## PROBLEM DESCRIPTION
Select every line containing the word "LEAD" from the material, and copy those lines.

## DATA TO USE

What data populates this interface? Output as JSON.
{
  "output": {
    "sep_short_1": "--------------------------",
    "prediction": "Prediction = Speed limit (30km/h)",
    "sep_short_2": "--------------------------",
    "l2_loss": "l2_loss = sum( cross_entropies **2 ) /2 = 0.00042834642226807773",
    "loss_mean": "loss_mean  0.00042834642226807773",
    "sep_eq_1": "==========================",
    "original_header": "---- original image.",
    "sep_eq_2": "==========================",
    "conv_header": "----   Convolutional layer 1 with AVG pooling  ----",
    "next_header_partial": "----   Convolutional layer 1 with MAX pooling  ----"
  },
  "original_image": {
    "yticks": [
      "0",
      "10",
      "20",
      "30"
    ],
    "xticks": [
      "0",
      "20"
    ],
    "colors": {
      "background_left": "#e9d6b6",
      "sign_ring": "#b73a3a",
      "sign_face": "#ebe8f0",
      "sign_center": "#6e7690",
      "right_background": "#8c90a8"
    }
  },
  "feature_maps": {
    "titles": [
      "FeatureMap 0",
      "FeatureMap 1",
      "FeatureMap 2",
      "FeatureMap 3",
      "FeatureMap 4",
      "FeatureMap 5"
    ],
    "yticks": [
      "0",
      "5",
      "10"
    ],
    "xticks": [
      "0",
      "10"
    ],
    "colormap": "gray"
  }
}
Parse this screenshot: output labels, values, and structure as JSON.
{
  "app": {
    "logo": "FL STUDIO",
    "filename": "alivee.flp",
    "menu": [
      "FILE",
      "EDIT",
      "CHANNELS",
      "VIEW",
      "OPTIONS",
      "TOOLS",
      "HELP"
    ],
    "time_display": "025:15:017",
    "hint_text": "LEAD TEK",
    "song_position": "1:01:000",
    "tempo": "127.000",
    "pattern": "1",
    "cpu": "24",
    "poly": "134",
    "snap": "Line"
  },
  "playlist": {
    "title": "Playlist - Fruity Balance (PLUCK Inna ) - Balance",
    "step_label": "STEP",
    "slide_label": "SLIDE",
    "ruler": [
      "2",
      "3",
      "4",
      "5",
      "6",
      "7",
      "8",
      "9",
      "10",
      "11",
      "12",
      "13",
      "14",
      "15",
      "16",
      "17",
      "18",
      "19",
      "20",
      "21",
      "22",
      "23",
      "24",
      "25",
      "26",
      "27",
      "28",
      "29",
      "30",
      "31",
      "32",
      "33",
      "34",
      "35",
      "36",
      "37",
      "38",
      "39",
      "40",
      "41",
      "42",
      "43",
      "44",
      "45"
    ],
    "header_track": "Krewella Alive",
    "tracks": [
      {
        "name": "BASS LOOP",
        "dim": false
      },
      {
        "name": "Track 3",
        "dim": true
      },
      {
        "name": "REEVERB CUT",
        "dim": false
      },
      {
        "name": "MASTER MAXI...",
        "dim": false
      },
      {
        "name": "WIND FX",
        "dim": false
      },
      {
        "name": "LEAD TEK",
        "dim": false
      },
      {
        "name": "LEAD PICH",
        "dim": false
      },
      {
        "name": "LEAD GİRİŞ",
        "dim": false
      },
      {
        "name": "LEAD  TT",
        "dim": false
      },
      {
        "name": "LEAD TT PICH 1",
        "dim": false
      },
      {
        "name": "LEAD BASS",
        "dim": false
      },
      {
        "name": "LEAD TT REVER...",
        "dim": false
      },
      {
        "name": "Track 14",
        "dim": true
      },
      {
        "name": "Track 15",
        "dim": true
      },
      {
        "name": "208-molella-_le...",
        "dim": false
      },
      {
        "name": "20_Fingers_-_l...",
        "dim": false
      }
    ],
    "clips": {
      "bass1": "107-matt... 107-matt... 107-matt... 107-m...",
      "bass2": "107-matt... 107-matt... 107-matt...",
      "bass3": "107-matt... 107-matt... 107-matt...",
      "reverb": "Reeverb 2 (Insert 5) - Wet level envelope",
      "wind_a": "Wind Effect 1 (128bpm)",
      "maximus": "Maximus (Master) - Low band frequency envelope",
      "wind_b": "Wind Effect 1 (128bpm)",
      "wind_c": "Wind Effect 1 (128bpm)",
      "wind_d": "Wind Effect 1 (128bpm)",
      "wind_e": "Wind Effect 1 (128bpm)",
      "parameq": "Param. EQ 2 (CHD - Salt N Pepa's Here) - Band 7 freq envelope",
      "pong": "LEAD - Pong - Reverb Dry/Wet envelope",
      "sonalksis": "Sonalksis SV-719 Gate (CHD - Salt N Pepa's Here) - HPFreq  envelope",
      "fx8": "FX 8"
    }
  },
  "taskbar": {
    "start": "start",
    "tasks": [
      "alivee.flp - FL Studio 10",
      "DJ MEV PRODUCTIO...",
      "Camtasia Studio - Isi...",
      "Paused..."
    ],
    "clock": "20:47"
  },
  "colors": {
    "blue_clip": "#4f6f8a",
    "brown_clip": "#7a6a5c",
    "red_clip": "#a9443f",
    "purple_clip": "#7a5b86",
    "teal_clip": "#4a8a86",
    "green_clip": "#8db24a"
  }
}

## TASK RESULT
    "hint_text": "LEAD TEK",
        "name": "LEAD TEK",
        "name": "LEAD PICH",
        "name": "LEAD GİRİŞ",
        "name": "LEAD  TT",
        "name": "LEAD TT PICH 1",
        "name": "LEAD BASS",
        "name": "LEAD TT REVER...",
      "pong": "LEAD - Pong - Reverb Dry/Wet envelope",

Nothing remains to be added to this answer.